Matrix Pilot Camera Targeting: Tree Test - Software Stabilized

Strategy: Have MatrixPilot / UAV DevBoard (UDB) point camera roughly in the right direction.

Take out the jitter movement using software stabilization.

The above flight was flown on a day with 10mph of wind, with a lot of turbulence (I included the landing in the video to show the turbulence).

1. The UDB is calculating its orientation 40 times / second using a 16 bit Direction Cosine Matrix

2. I use se Bill Premerlani's "High Bandwidth Dead Reckoning", which means MatrixPilot knows it's

absolute position 40 times / second, by integrating the accelerometers. The accelerometer positions are

corrected by allowing for the GPS delay and some of the GPS dynamics (GPS info arrives at least 1

seconds after the real event).

3. The camera code computes the target location from the above 40 times / second.

The main issue at the moment is that I'm using a camera with progressive scan. This causes each frame of the image to be distorted when the camera rotates (accelerates) in a new direction.

Pitch Servo resolution is 0.2 degrees which translates into moving the picture 7 pixels. Ideally it would be at least 1/10th of that, e.g. 0.02 degrees.

Photos of the build of this project are here.
Main Wiki for MatrixPilot is here.

For reference the flight path, in autonomous mode, is shown below.

• Yes Pete I realise the adjustments are the hard part with DCM, Euler, or Quaternions. I was just saying the more basic parts could be adapted from software in the libraries already in use so its "only" the adjustments left. If I had a decent pan and tilt setup I would love to get my "hands" dirty with this.
Inspirational
• Developer
@Ritichie: There are three common ways of representing orientation of the plane with respect to the Earth. MatixPilot uses Direction Cosine Matrix. This makes it very easy to do the maths and the software. DCM is a 3*3 matrix which describes how to rotate the plane's reference axis into the Earth reference axis.(and back again with the inverse matrix). If APM is using Euler angles (Yaw, Pitch, and Roll) as it's primary model for orientation, then the software will be much harder to write. The third representation is Quaternions, but we won't discuss that now.
• Very impressive especially the coding.
I LOVE your twinstar setup, very if it fits it works. Inspiring.

APM already gives bearing to next waypoint so I'm guessing a POI bearing would use the same code and then attitude adjustments (ie banking angle).
• Developer
@Thomas, Yes I'm using the standard lens, (about 30 degrees of view), and I have further cropped about 10-15 percent of the video away for the video above.
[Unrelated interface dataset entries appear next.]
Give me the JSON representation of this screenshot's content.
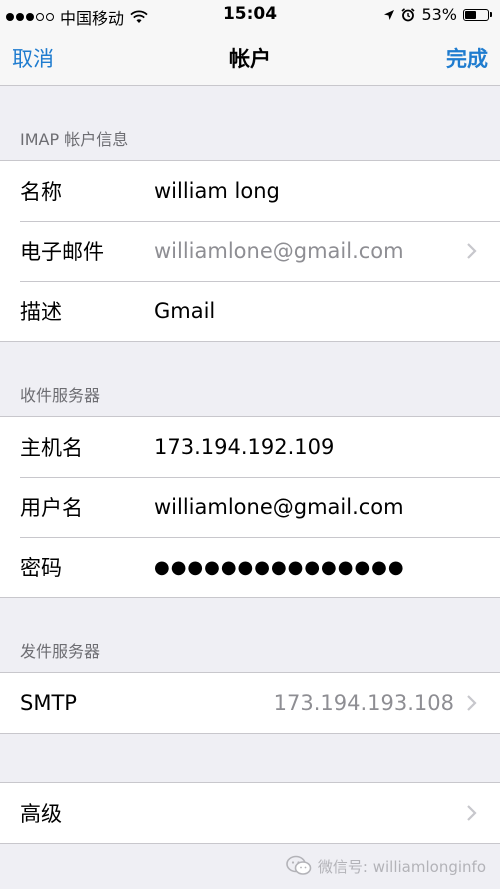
{
  "statusbar": {
    "carrier": "中国移动",
    "time": "15:04",
    "battery_percent": "53%",
    "battery_level": 0.53
  },
  "nav": {
    "cancel": "取消",
    "title": "帐户",
    "done": "完成"
  },
  "imap_section": {
    "header": "IMAP 帐户信息",
    "rows": [
      {
        "label": "名称",
        "value": "william long"
      },
      {
        "label": "电子邮件",
        "value": "williamlone@gmail.com"
      },
      {
        "label": "描述",
        "value": "Gmail"
      }
    ]
  },
  "incoming_section": {
    "header": "收件服务器",
    "rows": [
      {
        "label": "主机名",
        "value": "173.194.192.109"
      },
      {
        "label": "用户名",
        "value": "williamlone@gmail.com"
      },
      {
        "label": "密码",
        "value": "●●●●●●●●●●●●●●●"
      }
    ]
  },
  "outgoing_section": {
    "header": "发件服务器",
    "rows": [
      {
        "label": "SMTP",
        "value": "173.194.193.108"
      }
    ]
  },
  "advanced": {
    "label": "高级"
  },
  "watermark": {
    "text": "微信号: williamlonginfo"
  },
  "colors": {
    "accent": "#1f7ccf",
    "background": "#efeff4",
    "separator": "#c8c7cc"
  }
}
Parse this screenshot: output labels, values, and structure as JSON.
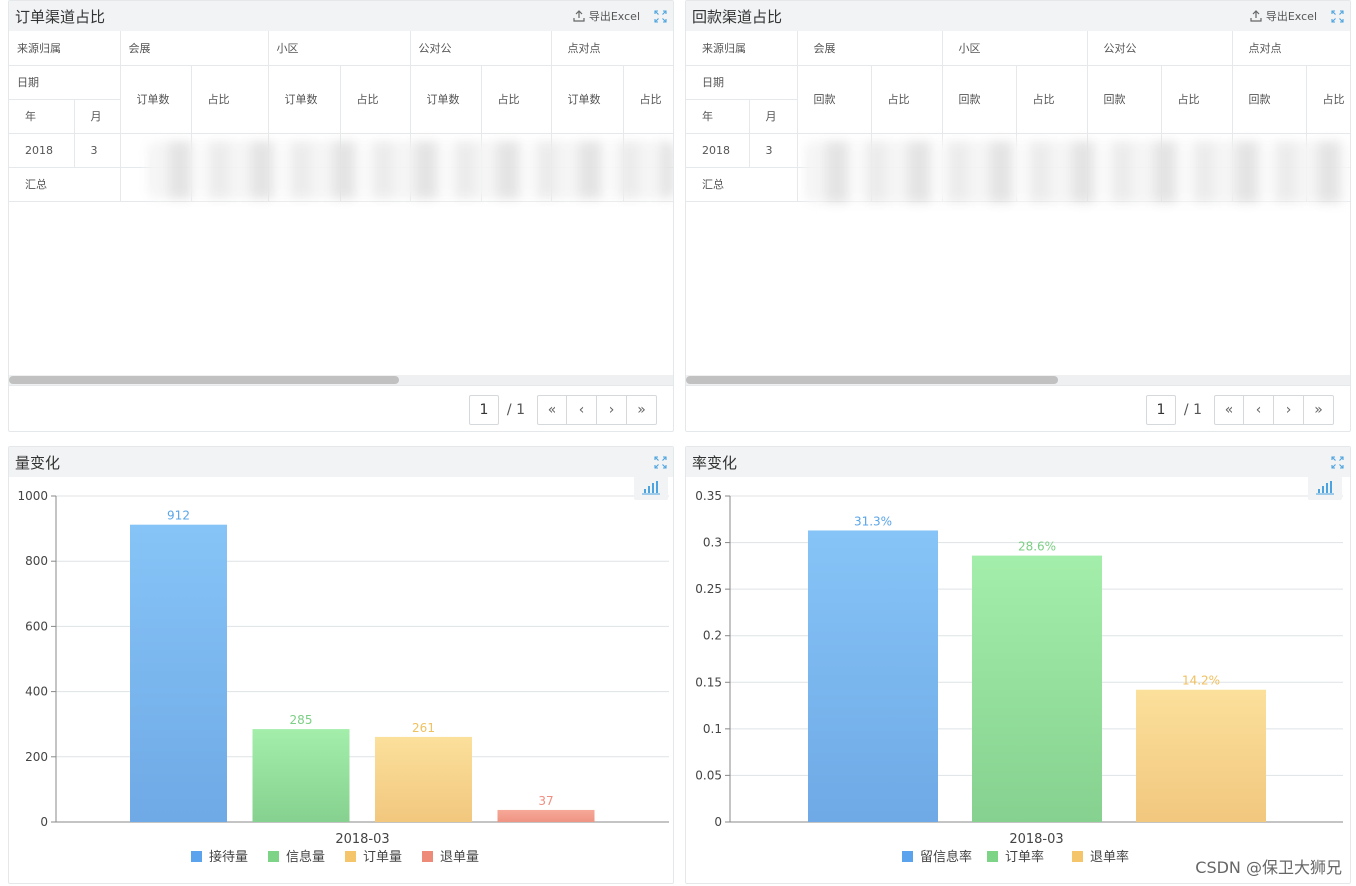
{
  "order_panel": {
    "title": "订单渠道占比",
    "export_label": "导出Excel",
    "header_row1": [
      "来源归属",
      "会展",
      "小区",
      "公对公",
      "点对点"
    ],
    "date_label": "日期",
    "year_label": "年",
    "month_label": "月",
    "sub_headers": [
      "订单数",
      "占比",
      "订单数",
      "占比",
      "订单数",
      "占比",
      "订单数",
      "占比"
    ],
    "row_year": "2018",
    "row_month": "3",
    "summary_label": "汇总",
    "pager": {
      "page": "1",
      "total": "/ 1"
    }
  },
  "refund_panel": {
    "title": "回款渠道占比",
    "export_label": "导出Excel",
    "header_row1": [
      "来源归属",
      "会展",
      "小区",
      "公对公",
      "点对点"
    ],
    "date_label": "日期",
    "year_label": "年",
    "month_label": "月",
    "sub_headers": [
      "回款",
      "占比",
      "回款",
      "占比",
      "回款",
      "占比",
      "回款",
      "占比"
    ],
    "row_year": "2018",
    "row_month": "3",
    "summary_label": "汇总",
    "pager": {
      "page": "1",
      "total": "/ 1"
    }
  },
  "volume_panel": {
    "title": "量变化"
  },
  "rate_panel": {
    "title": "率变化"
  },
  "pager_buttons": {
    "first": "«",
    "prev": "‹",
    "next": "›",
    "last": "»"
  },
  "watermark": "CSDN @保卫大狮兄",
  "colors": {
    "blue_top": "#86c4f7",
    "blue_bottom": "#6fa9e6",
    "green_top": "#a3eeaa",
    "green_bottom": "#86d18f",
    "yellow_top": "#fbe09b",
    "yellow_bottom": "#f2c77e",
    "red_top": "#f7a898",
    "red_bottom": "#ef9484",
    "label_blue": "#5aa5e8",
    "label_green": "#7ccf84",
    "label_yellow": "#f0c060",
    "label_red": "#ef8f7f",
    "legend_blue": "#5ba3ec",
    "legend_green": "#7dd386",
    "legend_yellow": "#f4c56a",
    "legend_red": "#ee8a78"
  },
  "chart_data": [
    {
      "type": "bar",
      "categories": [
        "2018-03"
      ],
      "series": [
        {
          "name": "接待量",
          "values": [
            912
          ]
        },
        {
          "name": "信息量",
          "values": [
            285
          ]
        },
        {
          "name": "订单量",
          "values": [
            261
          ]
        },
        {
          "name": "退单量",
          "values": [
            37
          ]
        }
      ],
      "data_labels": [
        "912",
        "285",
        "261",
        "37"
      ],
      "ylim": [
        0,
        1000
      ],
      "yticks": [
        "0",
        "200",
        "400",
        "600",
        "800",
        "1000"
      ],
      "grid": true,
      "legend_position": "bottom"
    },
    {
      "type": "bar",
      "categories": [
        "2018-03"
      ],
      "series": [
        {
          "name": "留信息率",
          "values": [
            0.313
          ]
        },
        {
          "name": "订单率",
          "values": [
            0.286
          ]
        },
        {
          "name": "退单率",
          "values": [
            0.142
          ]
        }
      ],
      "data_labels": [
        "31.3%",
        "28.6%",
        "14.2%"
      ],
      "ylim": [
        0,
        0.35
      ],
      "yticks": [
        "0",
        "0.05",
        "0.1",
        "0.15",
        "0.2",
        "0.25",
        "0.3",
        "0.35"
      ],
      "grid": true,
      "legend_position": "bottom"
    }
  ]
}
The post-process software stabilization attempts to keep the centre of the image stable by moving how the picture is projected onto the canvas. This means that the centre will stay steadier, but the outside of the video (the outside box of the image) will move around. This then distracts the eye a little, so I have cropped off the moving edges of the video. The overall result is a fairly small field of view. I originally was going to use full 1920 HD, so I would have had a lot of pixels left after all that. However I could not get that working with Cinelerra. So I reduced to 1240 * 720 (or something close to that), which I could then process with Cinelerra.
• Developer
@Marc,

To include recognition and visual tracking, I would follow the work from PixHawk using the UDB and MatrixPilot. The UDB and MatrixPilot would plug to their architecture block as the IMU. Then add another computer running Linux (they call that the Flight Controller), which receives high speed telemetry from the IMU (matrixPilot), and add the camera as a USB device to the Linux computer (Flight Controller). PixHawk have most of the software and build environment already done for that. The communication protocol (MavLink) is likely to work just fine, and will probably save memory and CPU cycles over what we do now. However we would have to up our baud rate from 19200 to the 57K range.
• Very nice demonstration Peter, well done!
Without that targeting software, my main goal would be sooo far away in the future... A real work of art! Now we just have to wait until someone writes a recognition and visual tracking application suitable for a dsPIC , then this is turning into extremely interesting stuff...

/Marc
• This is a great tool for Photosynth-ing small discrete sites. Can't wait to try it...
• That is a really great development and rather useful then sparkling led and aerobatic stunts ;-)
I will implement the same feature to my GluonPilot/EasyStar/Kodak Zx1.
@Pete: do you still use the standard lens on your camera or do you use any wideangle lens?
• just.... just wow......

any chance arducopter / pilot gonna get this function hehe
• Moderator
Nice one Pete well done